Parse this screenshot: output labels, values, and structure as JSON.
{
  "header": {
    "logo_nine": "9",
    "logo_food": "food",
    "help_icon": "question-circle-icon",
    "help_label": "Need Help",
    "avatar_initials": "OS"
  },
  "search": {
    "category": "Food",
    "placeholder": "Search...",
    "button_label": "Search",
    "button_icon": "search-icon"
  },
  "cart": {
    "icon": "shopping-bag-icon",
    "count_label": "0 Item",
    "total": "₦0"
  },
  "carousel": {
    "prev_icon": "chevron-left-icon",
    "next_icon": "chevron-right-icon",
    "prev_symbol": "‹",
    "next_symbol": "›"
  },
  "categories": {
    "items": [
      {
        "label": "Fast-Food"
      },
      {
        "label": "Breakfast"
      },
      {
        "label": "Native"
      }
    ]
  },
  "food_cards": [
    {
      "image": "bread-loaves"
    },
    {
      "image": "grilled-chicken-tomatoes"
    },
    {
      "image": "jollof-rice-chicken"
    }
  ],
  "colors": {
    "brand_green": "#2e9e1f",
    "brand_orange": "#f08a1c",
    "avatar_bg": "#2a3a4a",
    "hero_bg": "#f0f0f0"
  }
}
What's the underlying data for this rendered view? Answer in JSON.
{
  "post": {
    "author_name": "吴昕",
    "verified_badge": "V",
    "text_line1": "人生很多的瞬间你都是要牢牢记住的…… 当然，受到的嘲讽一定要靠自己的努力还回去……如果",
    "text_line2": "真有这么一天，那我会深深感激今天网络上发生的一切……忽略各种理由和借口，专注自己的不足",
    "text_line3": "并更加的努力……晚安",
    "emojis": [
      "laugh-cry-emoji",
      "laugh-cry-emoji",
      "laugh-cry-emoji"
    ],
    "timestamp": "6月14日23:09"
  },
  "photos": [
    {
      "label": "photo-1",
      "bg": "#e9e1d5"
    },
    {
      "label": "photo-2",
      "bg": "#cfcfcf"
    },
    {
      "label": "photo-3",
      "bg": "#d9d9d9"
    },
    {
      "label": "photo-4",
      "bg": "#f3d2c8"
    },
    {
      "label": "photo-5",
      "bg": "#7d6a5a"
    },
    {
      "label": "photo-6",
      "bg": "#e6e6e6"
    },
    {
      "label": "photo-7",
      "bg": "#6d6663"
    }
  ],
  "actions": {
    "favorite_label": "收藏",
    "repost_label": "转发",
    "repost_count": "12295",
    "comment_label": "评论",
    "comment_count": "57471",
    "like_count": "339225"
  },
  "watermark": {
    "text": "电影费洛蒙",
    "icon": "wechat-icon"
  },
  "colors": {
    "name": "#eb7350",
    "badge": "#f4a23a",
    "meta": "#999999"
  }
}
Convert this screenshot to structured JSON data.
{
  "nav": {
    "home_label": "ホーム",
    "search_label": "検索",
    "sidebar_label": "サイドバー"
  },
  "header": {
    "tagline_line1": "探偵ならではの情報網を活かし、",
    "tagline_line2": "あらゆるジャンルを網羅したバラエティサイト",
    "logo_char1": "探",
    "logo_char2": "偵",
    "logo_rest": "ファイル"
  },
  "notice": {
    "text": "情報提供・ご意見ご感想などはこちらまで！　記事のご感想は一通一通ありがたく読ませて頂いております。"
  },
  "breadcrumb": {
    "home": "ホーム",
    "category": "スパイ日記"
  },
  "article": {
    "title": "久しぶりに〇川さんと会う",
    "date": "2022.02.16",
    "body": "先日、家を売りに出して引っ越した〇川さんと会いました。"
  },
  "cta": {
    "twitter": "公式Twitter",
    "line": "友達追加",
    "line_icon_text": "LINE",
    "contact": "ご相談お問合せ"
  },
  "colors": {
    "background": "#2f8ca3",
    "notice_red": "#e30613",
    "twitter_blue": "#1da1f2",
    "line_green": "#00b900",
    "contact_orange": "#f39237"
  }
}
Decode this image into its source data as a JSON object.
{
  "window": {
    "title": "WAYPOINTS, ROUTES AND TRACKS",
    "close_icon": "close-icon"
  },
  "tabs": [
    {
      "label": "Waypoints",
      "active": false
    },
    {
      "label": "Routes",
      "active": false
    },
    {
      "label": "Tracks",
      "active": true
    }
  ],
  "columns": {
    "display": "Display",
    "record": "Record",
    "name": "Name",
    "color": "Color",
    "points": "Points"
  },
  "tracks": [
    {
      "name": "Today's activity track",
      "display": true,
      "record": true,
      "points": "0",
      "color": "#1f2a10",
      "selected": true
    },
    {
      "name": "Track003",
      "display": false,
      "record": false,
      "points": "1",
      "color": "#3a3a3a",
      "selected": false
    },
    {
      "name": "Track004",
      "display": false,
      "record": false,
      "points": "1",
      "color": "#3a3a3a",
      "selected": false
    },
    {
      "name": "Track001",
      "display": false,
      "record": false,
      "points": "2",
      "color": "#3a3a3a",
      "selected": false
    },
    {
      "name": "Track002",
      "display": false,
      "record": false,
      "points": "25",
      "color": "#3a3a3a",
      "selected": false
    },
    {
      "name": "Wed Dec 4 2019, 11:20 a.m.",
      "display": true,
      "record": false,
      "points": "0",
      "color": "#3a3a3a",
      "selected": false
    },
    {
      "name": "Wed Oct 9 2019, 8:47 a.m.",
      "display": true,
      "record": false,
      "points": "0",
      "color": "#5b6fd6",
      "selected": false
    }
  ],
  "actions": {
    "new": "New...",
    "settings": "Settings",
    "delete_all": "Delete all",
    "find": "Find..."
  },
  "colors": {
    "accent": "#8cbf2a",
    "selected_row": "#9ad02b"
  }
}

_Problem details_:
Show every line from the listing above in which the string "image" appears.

_The answer_:
      "image": "bread-loaves"
      "image": "grilled-chicken-tomatoes"
      "image": "jollof-rice-chicken"
Decode this image into its source data as a JSON object.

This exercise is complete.